Website and app data records:
* * * *

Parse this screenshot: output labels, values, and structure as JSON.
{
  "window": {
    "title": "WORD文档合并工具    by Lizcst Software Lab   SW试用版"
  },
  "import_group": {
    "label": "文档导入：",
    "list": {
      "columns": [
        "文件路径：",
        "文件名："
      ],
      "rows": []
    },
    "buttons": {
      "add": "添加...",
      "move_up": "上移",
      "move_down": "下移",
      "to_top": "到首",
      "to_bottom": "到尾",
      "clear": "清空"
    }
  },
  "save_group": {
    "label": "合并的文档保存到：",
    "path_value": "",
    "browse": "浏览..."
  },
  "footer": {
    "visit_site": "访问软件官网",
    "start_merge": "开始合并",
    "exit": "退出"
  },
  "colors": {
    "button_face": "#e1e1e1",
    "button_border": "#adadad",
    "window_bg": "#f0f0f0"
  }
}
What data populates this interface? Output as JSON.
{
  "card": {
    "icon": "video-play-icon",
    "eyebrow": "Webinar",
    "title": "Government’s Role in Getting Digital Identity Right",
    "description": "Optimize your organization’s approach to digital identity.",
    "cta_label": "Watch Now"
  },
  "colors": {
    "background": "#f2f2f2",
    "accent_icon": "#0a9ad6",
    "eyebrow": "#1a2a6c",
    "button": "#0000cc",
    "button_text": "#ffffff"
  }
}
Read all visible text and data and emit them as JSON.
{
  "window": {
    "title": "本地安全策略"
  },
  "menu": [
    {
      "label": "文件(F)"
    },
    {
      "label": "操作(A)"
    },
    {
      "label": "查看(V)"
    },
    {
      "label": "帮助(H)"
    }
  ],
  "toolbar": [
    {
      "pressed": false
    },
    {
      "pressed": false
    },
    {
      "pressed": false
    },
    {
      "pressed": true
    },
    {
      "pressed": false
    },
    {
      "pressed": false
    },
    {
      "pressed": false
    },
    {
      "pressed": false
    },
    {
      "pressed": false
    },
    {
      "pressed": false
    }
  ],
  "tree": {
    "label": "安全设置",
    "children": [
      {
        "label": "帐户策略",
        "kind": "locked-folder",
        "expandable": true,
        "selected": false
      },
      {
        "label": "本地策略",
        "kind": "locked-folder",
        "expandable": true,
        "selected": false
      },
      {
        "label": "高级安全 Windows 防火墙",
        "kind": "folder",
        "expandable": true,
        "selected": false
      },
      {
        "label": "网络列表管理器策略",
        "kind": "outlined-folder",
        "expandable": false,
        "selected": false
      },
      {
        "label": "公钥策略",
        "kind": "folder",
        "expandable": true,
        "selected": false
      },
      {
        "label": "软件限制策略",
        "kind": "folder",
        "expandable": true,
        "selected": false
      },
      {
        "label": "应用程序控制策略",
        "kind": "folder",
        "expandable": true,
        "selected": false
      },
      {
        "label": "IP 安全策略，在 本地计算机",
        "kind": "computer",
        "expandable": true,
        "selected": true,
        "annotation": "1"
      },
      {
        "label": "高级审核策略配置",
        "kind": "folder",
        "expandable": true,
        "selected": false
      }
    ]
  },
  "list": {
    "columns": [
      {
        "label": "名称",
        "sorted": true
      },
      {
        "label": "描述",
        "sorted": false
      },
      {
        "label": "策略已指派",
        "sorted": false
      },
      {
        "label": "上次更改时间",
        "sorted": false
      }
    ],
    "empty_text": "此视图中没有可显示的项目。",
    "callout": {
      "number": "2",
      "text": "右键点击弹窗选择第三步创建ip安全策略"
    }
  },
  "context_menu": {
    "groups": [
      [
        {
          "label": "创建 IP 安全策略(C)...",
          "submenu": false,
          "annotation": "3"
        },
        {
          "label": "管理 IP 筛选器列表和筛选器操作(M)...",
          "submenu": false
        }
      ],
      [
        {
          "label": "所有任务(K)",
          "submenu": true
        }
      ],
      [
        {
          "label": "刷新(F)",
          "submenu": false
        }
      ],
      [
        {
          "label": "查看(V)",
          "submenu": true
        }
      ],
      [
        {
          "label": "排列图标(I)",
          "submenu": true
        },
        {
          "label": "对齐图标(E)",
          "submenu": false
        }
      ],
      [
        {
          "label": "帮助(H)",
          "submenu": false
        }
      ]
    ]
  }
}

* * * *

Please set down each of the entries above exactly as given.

Parse this screenshot: output labels, values, and structure as JSON.
{
  "window": {
    "title": "WORD文档合并工具    by Lizcst Software Lab   SW试用版"
  },
  "import_group": {
    "label": "文档导入：",
    "list": {
      "columns": [
        "文件路径：",
        "文件名："
      ],
      "rows": []
    },
    "buttons": {
      "add": "添加...",
      "move_up": "上移",
      "move_down": "下移",
      "to_top": "到首",
      "to_bottom": "到尾",
      "clear": "清空"
    }
  },
  "save_group": {
    "label": "合并的文档保存到：",
    "path_value": "",
    "browse": "浏览..."
  },
  "footer": {
    "visit_site": "访问软件官网",
    "start_merge": "开始合并",
    "exit": "退出"
  },
  "colors": {
    "button_face": "#e1e1e1",
    "button_border": "#adadad",
    "window_bg": "#f0f0f0"
  }
}
What data populates this interface? Output as JSON.
{
  "card": {
    "icon": "video-play-icon",
    "eyebrow": "Webinar",
    "title": "Government’s Role in Getting Digital Identity Right",
    "description": "Optimize your organization’s approach to digital identity.",
    "cta_label": "Watch Now"
  },
  "colors": {
    "background": "#f2f2f2",
    "accent_icon": "#0a9ad6",
    "eyebrow": "#1a2a6c",
    "button": "#0000cc",
    "button_text": "#ffffff"
  }
}
Read all visible text and data and emit them as JSON.
{
  "window": {
    "title": "本地安全策略"
  },
  "menu": [
    {
      "label": "文件(F)"
    },
    {
      "label": "操作(A)"
    },
    {
      "label": "查看(V)"
    },
    {
      "label": "帮助(H)"
    }
  ],
  "toolbar": [
    {
      "pressed": false
    },
    {
      "pressed": false
    },
    {
      "pressed": false
    },
    {
      "pressed": true
    },
    {
      "pressed": false
    },
    {
      "pressed": false
    },
    {
      "pressed": false
    },
    {
      "pressed": false
    },
    {
      "pressed": false
    },
    {
      "pressed": false
    }
  ],
  "tree": {
    "label": "安全设置",
    "children": [
      {
        "label": "帐户策略",
        "kind": "locked-folder",
        "expandable": true,
        "selected": false
      },
      {
        "label": "本地策略",
        "kind": "locked-folder",
        "expandable": true,
        "selected": false
      },
      {
        "label": "高级安全 Windows 防火墙",
        "kind": "folder",
        "expandable": true,
        "selected": false
      },
      {
        "label": "网络列表管理器策略",
        "kind": "outlined-folder",
        "expandable": false,
        "selected": false
      },
      {
        "label": "公钥策略",
        "kind": "folder",
        "expandable": true,
        "selected": false
      },
      {
        "label": "软件限制策略",
        "kind": "folder",
        "expandable": true,
        "selected": false
      },
      {
        "label": "应用程序控制策略",
        "kind": "folder",
        "expandable": true,
        "selected": false
      },
      {
        "label": "IP 安全策略，在 本地计算机",
        "kind": "computer",
        "expandable": true,
        "selected": true,
        "annotation": "1"
      },
      {
        "label": "高级审核策略配置",
        "kind": "folder",
        "expandable": true,
        "selected": false
      }
    ]
  },
  "list": {
    "columns": [
      {
        "label": "名称",
        "sorted": true
      },
      {
        "label": "描述",
        "sorted": false
      },
      {
        "label": "策略已指派",
        "sorted": false
      },
      {
        "label": "上次更改时间",
        "sorted": false
      }
    ],
    "empty_text": "此视图中没有可显示的项目。",
    "callout": {
      "number": "2",
      "text": "右键点击弹窗选择第三步创建ip安全策略"
    }
  },
  "context_menu": {
    "groups": [
      [
        {
          "label": "创建 IP 安全策略(C)...",
          "submenu": false,
          "annotation": "3"
        },
        {
          "label": "管理 IP 筛选器列表和筛选器操作(M)...",
          "submenu": false
        }
      ],
      [
        {
          "label": "所有任务(K)",
          "submenu": true
        }
      ],
      [
        {
          "label": "刷新(F)",
          "submenu": false
        }
      ],
      [
        {
          "label": "查看(V)",
          "submenu": true
        }
      ],
      [
        {
          "label": "排列图标(I)",
          "submenu": true
        },
        {
          "label": "对齐图标(E)",
          "submenu": false
        }
      ],
      [
        {
          "label": "帮助(H)",
          "submenu": false
        }
      ]
    ]
  }
}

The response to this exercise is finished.